The UK’s Bioeconomy Strategy, published two years ago, covers the period up to 2030. Designed to remove our reliance on finite fossil resources, it encourages the use of bioscience and biotechnology to create new solutions in the food, energy, health and, yes, chemical industries. Integral to that is the ‘circular economy’, the green ideal that enshrines recycling and sustainability. HELEN COMPSON investigates.
The phrase is on every industrialist’s lips. The road ahead is indeed circular. But where on earth do you start?
BioVale, a not-for-profit York University spinout dedicated to ensuring the Yorkshire and Humber region is at the heart of our now rapidly expanding bioeconomy, describes the UK as being at the forefront of international efforts.
But, as chief executive Dr Sarah Hickingbottom, above, acknowledges, “It’s all about commercialising those ideas.
“The UK has four bio-clusters, each looking at future-proofing in the bioeconomy, but that’s easier said than done.”
First, there is the age-old challenge inherent in scaling up chemical compounds and the lack of uniformity that usually brings in its wake.
And secondly, every industry attempting to change track is doing so amidst a complex network of long-established supply chains and logistics. That is one of the biggest hurdles of all.
Nonetheless, there is a strong argument for going back to basics, for starting again where possible, she said.
“In accordance with UN sustainability goals, our government is pushing for Net Zero, but it should be about more than that – it should also be about reimagining chemistry to strip out the toxicity of processes.

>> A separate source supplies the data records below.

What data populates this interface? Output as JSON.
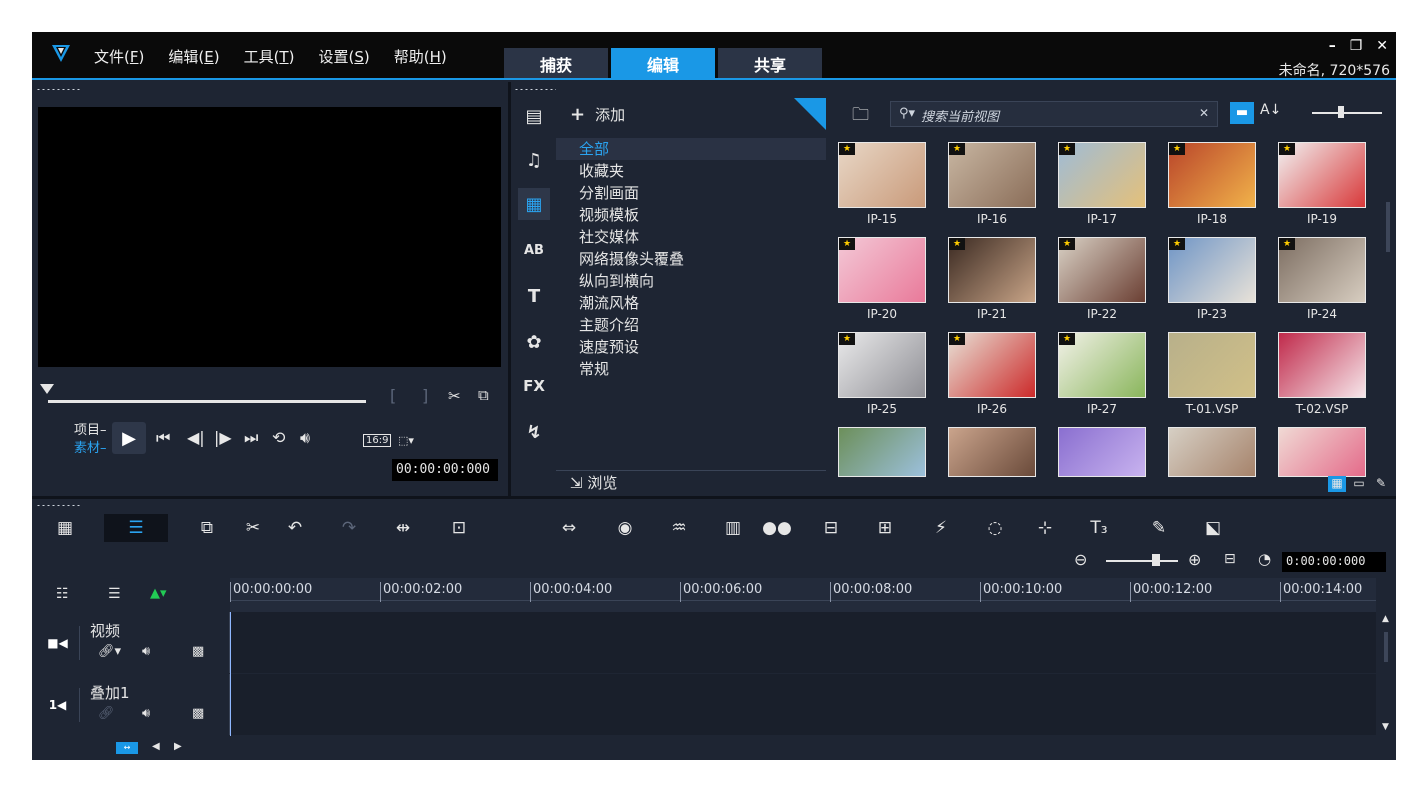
{
  "menu": {
    "file": "文件(",
    "file_key": "F",
    "edit": "编辑(",
    "edit_key": "E",
    "tools": "工具(",
    "tools_key": "T",
    "settings": "设置(",
    "settings_key": "S",
    "help": "帮助(",
    "help_key": "H",
    "close_paren": ")"
  },
  "tabs": [
    "捕获",
    "编辑",
    "共享"
  ],
  "active_tab": "编辑",
  "project_info": "未命名, 720*576",
  "player": {
    "project_label": "项目–",
    "clip_label": "素材–",
    "aspect": "16:9",
    "timecode": "00:00:00:000"
  },
  "library": {
    "add_label": "添加",
    "categories": [
      "全部",
      "收藏夹",
      "分割画面",
      "视频模板",
      "社交媒体",
      "网络摄像头覆叠",
      "纵向到横向",
      "潮流风格",
      "主题介绍",
      "速度预设",
      "常规"
    ],
    "active_category": "全部",
    "browse_label": "浏览",
    "search_placeholder": "搜索当前视图"
  },
  "gallery": [
    {
      "label": "IP-15",
      "star": true
    },
    {
      "label": "IP-16",
      "star": true
    },
    {
      "label": "IP-17",
      "star": true
    },
    {
      "label": "IP-18",
      "star": true
    },
    {
      "label": "IP-19",
      "star": true
    },
    {
      "label": "IP-20",
      "star": true
    },
    {
      "label": "IP-21",
      "star": true
    },
    {
      "label": "IP-22",
      "star": true
    },
    {
      "label": "IP-23",
      "star": true
    },
    {
      "label": "IP-24",
      "star": true
    },
    {
      "label": "IP-25",
      "star": true
    },
    {
      "label": "IP-26",
      "star": true
    },
    {
      "label": "IP-27",
      "star": true
    },
    {
      "label": "T-01.VSP",
      "star": false
    },
    {
      "label": "T-02.VSP",
      "star": false
    },
    {
      "label": "",
      "star": false
    },
    {
      "label": "",
      "star": false
    },
    {
      "label": "",
      "star": false
    },
    {
      "label": "",
      "star": false
    },
    {
      "label": "",
      "star": false
    }
  ],
  "timeline": {
    "timecode": "0:00:00:000",
    "ruler": [
      "00:00:00:00",
      "00:00:02:00",
      "00:00:04:00",
      "00:00:06:00",
      "00:00:08:00",
      "00:00:10:00",
      "00:00:12:00",
      "00:00:14:00"
    ],
    "tracks": [
      {
        "name": "视频"
      },
      {
        "name": "叠加1"
      }
    ]
  },
  "colors": {
    "accent": "#1a98e6",
    "panel": "#1e2533",
    "titlebar": "#0a0a0a"
  }
}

“The chemicals industry is huge and one of the challenges with green chemicals is the sheer economics of scale required.
“Another is that the mainstream chemicals industry doesn’t tend to think in a big enough way, in that we live in a world that is a gilded petroleum thought cage.
“From the minute we wake up in the morning, our day is full of it.”
The 6000 different types of product petroleum is used in ranges from the upholstery on our beds and chairs to the materials in the clothes we wear, the toiletries we put on our skins, the central heating that keeps us warm and the fuel that powers our vehicles. It is everywhere.
Dr Hickingbottom said: “Nowadays, if you are using DMF or some other non-environmentally benign solvent, it’s not because that is the perfect solvent for the process, but because at the point of development – several decades ago – it was the best we could make do with in the economics of scale.
“However, the tool box of biotechnologies we have today means we could go back to chemical reaction and devise an environmentally benign product that is even better chemical-wise.”
An organic chemist by training herself, she knew we had the ability now to combine organic chemistry with catalysts and the chemistry achieved with biotechnology to change the way we do things.
“Yes, the challenges are massive, but we have the ability to go back to first chemical principles, go back to the drawing board, and reimagine better solutions.”
What is done within the four arenas of municipal solid waste, unavoidable waste, gases and plastics is key to achieving a circular economy.
Acting as a sort of marriage broker between innovators and entrepreneurs, Biovale is intent on helping to create the new, commercial-scale supply chains necessary.
Dr Hickingbottom cites the example of food waste, and particularly unavoidable food waste, which can be turned into feedstocks for other supply chains.
Where there was a will, there was a way, and that had to be applied to municipal solid waste (MSW), she said. “That’s the stuff in your black bin, collected by the council.
“When the metals and plastics have been removed, you are left with organic municipal solid waste and that’s a very rich feedstock that can be circular.
“We can ferment it or turn it into a syn(thetic) gas in exactly the same way as a crop.
“It would be amazing if we could use the country’s rubbish to create the chemicals of the future!”
More than just a pipe dream, the first steps have already been taken in that direction.
In the UK, a company called Wilson Bio-Chemical Ltd has established a pilot plant in Dunnington, near York, designed to turn waste into high-value chemicals.
Game-changing technology, in what is a micro-autoclave fibre production plant, diverts unsorted MSW away from landfill and towards reprocessing as a feedstock for the biofuel and biochemical markets.
Similarly, Circa Group, which has worked with York University’s Green Chemicals Centre of Excellence, is busy turning tonnes of renewable and otherwise underused non-food cellulose into Levoglucosenone, a valuable platform molecule.
In turn, Levoglucosenone feeds into an emerging portfolio of sustainable products, such as bio-solvents, flavours and bio-polymers for pharmaceutical, agrichemical, new materials and clean technology companies.
Dr Hickingbottom said: “We have access to feedstocks and platform chemicals that were never viable before – in the laboratory and in pilot tests, we can do almost anything we want.
“Certainly, there are big challenges in taking them outside, not least in terms of scale, but we do have the ability, now.”